Some headline figures show that alcohol-related crime costs the UK £7.3 billion per year and alcohol-related injuries and illness cost the NHS £1.7 billion per year. These figures mask the impact that alcohol abuse can have on communities and individuals. As local government sets out on its journey to create stronger, safer and more prosperous communities we must ensure that no part of our community is ostracized - be it young people or businesses.
Cambridgeshire County Council developed the Community Alcohol Partnership (CAP) to tackle underage consumption of alcohol through developing new ways of partnership working that brings together agencies and individual groups with a common mission. This collaborative approach illustrates how regulatory services should approach their work to deliver better community outcomes. In terms of local authorities, the partnership represents true multi-agency working, comprising Trading Standards (County Council), Licensing and Street Enforcement (District Council) and Parish/Town Councils, together with their respective councilors. Parents however are also crucial members of the partnership.

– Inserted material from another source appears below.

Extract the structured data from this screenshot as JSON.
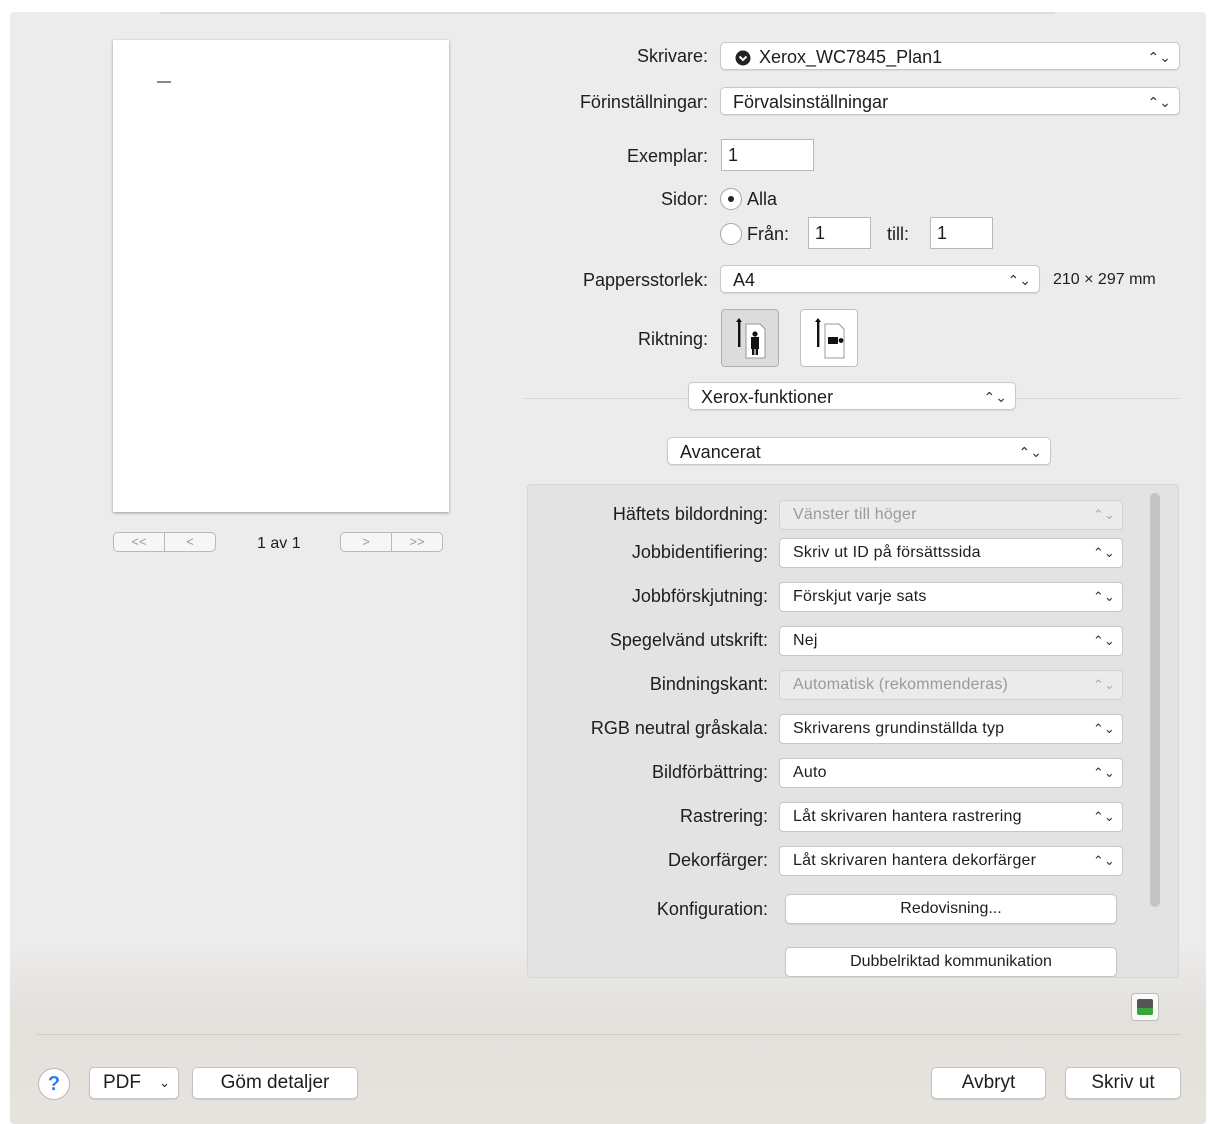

The starting point on our journey to implementing the CAP was based in our regulatory service. In 2004 we had failure rates in test purchase operations of nearly 60%. As a result we embarked on a campaign of enforcement, but by using zero tolerance tactics we were only able to bring this rate down to 29%. The Balding Survey of young people added two additional factors which shaped our activities: it showed that direct sales from minors were a small part of the supply chain and that proxy purchasing and parental supplies were more prevalent. As part of a fundamental review of our work in this area we had officers work in retail outlets and engage with young people. In early 2007 we had discussions with the Retail of Alcohol Standards Group to work in partnership with them to tackle the underage consumption of alcohol. From this the CAP was born and a pilot established.
The Partnerships have received high-level support and engagement from the local level. Furthermore, the project also set out to influence national policy development for the benefit of our citizens, and to this end we developed a joint lobbying and influencing strategy. From there we developed a toolkit to help other authorities to adopt CAP in their own local areas. Twelve authorities across the country have implemented CAP using the toolkit, which illustrates its applicability to a diverse range of communities. The toolkit identifies key principles and offers solutions to the common barriers, enabling other authorities to maximise the drivers for success.
In sum, the CAP represents a truly collaborative approach to tackling an issue of national concern. By aligning the work of local authorities, and with government bodies and law enforcement sending one clear message to young people and communities, the CAP has achieved a reduction of the incidence of underage sales and a change in the behaviour and culture of young people; thereby delivering long-term benefits, by involving, inter alia, parents, children, schools, youth clubs and the police.
|Award category:||partnership working|
|Sector:||Public health and social welfare/affairs|
|Type of activity:||cooperation|
|Keywords:||Alcohol abuse, young people, prevention|
|Short English description:||The CAP represents a truly collaborative approach to tackling an issue of national concern|
|Organisation:||Cambridgeshire County Council Trading Standards Service|
|Other applicants:||Cambridgeshire County Council Trading Standards Service|
|Level of government:||local level|
|Size of organisation:||>100|
|Number of people involved:|
|EU membership:||EU member|